Work instructions: Without including the pictures, copy each line below exactly as it reads.

Data about app and page elements:

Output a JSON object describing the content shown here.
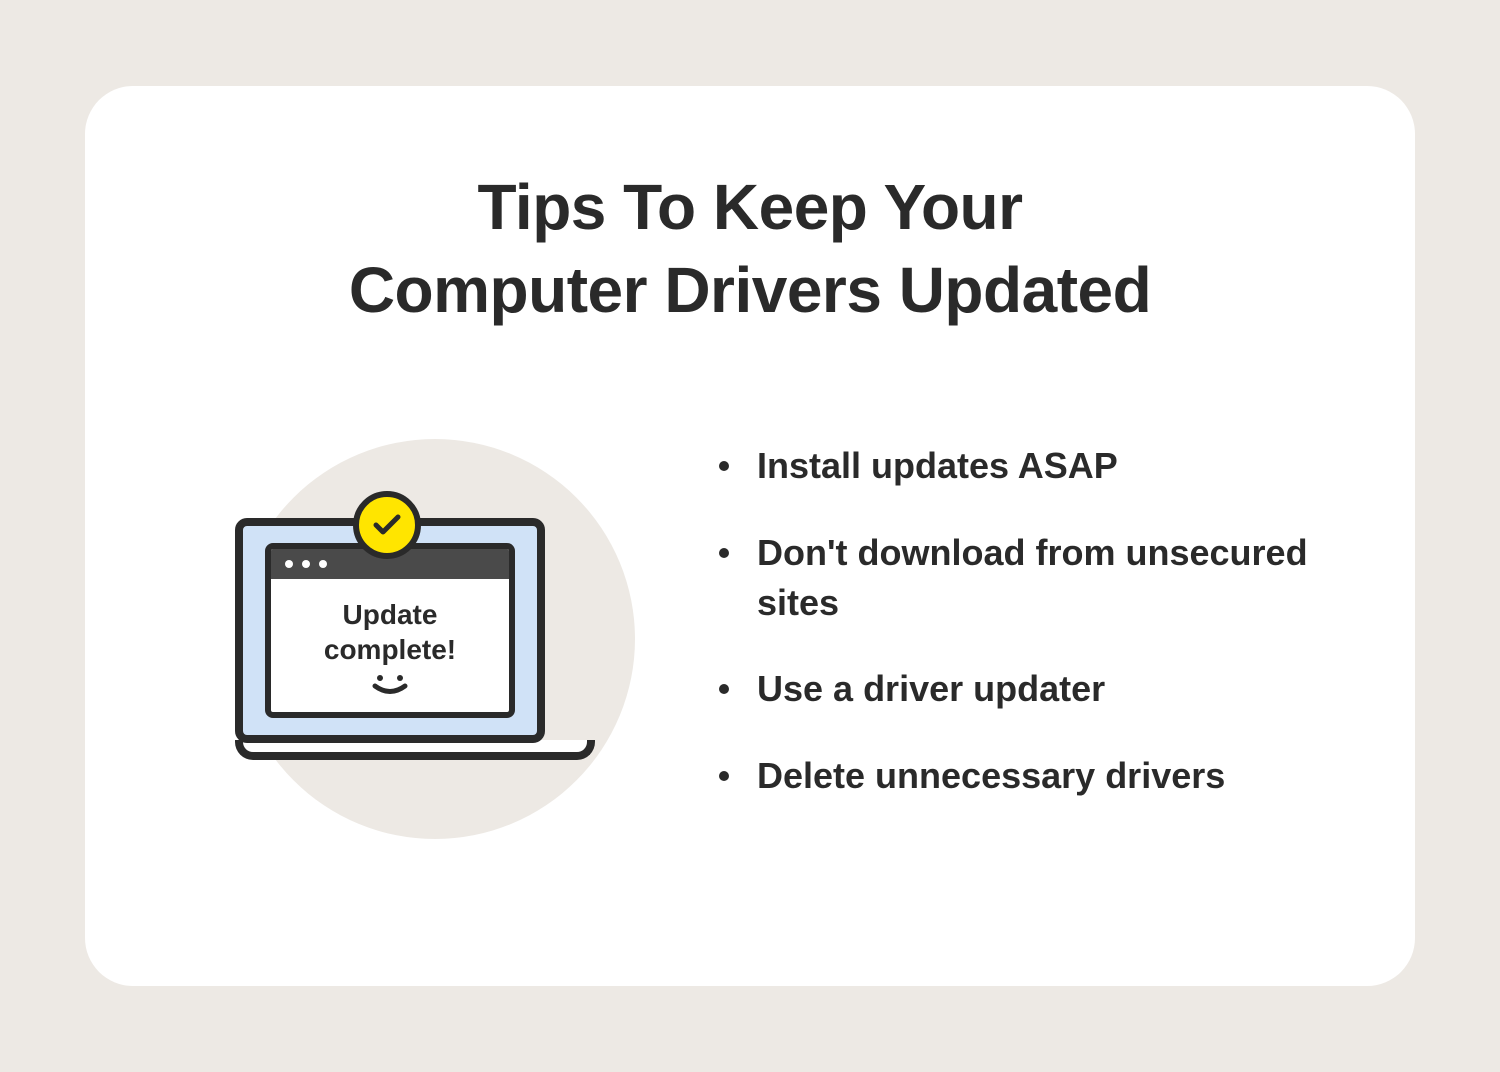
{
  "heading": {
    "line1": "Tips To Keep Your",
    "line2": "Computer Drivers Updated"
  },
  "illustration": {
    "window_text_line1": "Update",
    "window_text_line2": "complete!"
  },
  "tips": [
    "Install updates ASAP",
    "Don't download from unsecured sites",
    "Use a driver updater",
    "Delete unnecessary drivers"
  ],
  "colors": {
    "background": "#ede9e4",
    "card": "#ffffff",
    "text": "#2a2a2a",
    "accent_yellow": "#ffe500",
    "screen_blue": "#d0e2f7"
  }
}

Written answer:
Output a JSON object describing the content shown here.
{
  "heading": {
    "line1": "Tips To Keep Your",
    "line2": "Computer Drivers Updated"
  },
  "illustration": {
    "window_text_line1": "Update",
    "window_text_line2": "complete!"
  },
  "tips": [
    "Install updates ASAP",
    "Don't download from unsecured sites",
    "Use a driver updater",
    "Delete unnecessary drivers"
  ],
  "colors": {
    "background": "#ede9e4",
    "card": "#ffffff",
    "text": "#2a2a2a",
    "accent_yellow": "#ffe500",
    "screen_blue": "#d0e2f7"
  }
}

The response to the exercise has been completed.